Assigned task: Exactly as written, give back every record below.

(Supplied entries)

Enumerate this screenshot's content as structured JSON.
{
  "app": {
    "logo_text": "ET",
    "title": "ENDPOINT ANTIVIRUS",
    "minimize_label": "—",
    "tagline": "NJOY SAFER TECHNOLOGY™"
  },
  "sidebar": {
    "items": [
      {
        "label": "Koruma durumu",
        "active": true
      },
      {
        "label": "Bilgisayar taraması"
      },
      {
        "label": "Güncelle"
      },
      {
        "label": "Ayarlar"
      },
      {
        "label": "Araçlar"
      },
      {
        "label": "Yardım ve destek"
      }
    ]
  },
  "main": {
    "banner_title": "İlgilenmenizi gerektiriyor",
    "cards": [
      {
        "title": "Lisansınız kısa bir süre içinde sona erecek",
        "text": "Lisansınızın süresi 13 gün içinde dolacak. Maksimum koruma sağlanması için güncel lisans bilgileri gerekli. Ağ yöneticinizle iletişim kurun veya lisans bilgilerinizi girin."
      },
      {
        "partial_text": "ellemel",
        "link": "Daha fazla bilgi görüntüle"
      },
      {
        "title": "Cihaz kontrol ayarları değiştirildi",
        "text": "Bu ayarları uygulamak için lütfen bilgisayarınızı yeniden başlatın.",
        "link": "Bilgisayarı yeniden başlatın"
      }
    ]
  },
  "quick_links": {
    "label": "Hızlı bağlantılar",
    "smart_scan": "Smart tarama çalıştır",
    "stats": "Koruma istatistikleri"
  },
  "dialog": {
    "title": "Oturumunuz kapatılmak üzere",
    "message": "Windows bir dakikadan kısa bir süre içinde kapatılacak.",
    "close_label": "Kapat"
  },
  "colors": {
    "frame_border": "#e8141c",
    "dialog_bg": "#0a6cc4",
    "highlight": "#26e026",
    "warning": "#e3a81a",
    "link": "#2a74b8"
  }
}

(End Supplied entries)

Written reply:
Enumerate this screenshot's content as structured JSON.
{
  "app": {
    "logo_text": "ET",
    "title": "ENDPOINT ANTIVIRUS",
    "minimize_label": "—",
    "tagline": "NJOY SAFER TECHNOLOGY™"
  },
  "sidebar": {
    "items": [
      {
        "label": "Koruma durumu",
        "active": true
      },
      {
        "label": "Bilgisayar taraması"
      },
      {
        "label": "Güncelle"
      },
      {
        "label": "Ayarlar"
      },
      {
        "label": "Araçlar"
      },
      {
        "label": "Yardım ve destek"
      }
    ]
  },
  "main": {
    "banner_title": "İlgilenmenizi gerektiriyor",
    "cards": [
      {
        "title": "Lisansınız kısa bir süre içinde sona erecek",
        "text": "Lisansınızın süresi 13 gün içinde dolacak. Maksimum koruma sağlanması için güncel lisans bilgileri gerekli. Ağ yöneticinizle iletişim kurun veya lisans bilgilerinizi girin."
      },
      {
        "partial_text": "ellemel",
        "link": "Daha fazla bilgi görüntüle"
      },
      {
        "title": "Cihaz kontrol ayarları değiştirildi",
        "text": "Bu ayarları uygulamak için lütfen bilgisayarınızı yeniden başlatın.",
        "link": "Bilgisayarı yeniden başlatın"
      }
    ]
  },
  "quick_links": {
    "label": "Hızlı bağlantılar",
    "smart_scan": "Smart tarama çalıştır",
    "stats": "Koruma istatistikleri"
  },
  "dialog": {
    "title": "Oturumunuz kapatılmak üzere",
    "message": "Windows bir dakikadan kısa bir süre içinde kapatılacak.",
    "close_label": "Kapat"
  },
  "colors": {
    "frame_border": "#e8141c",
    "dialog_bg": "#0a6cc4",
    "highlight": "#26e026",
    "warning": "#e3a81a",
    "link": "#2a74b8"
  }
}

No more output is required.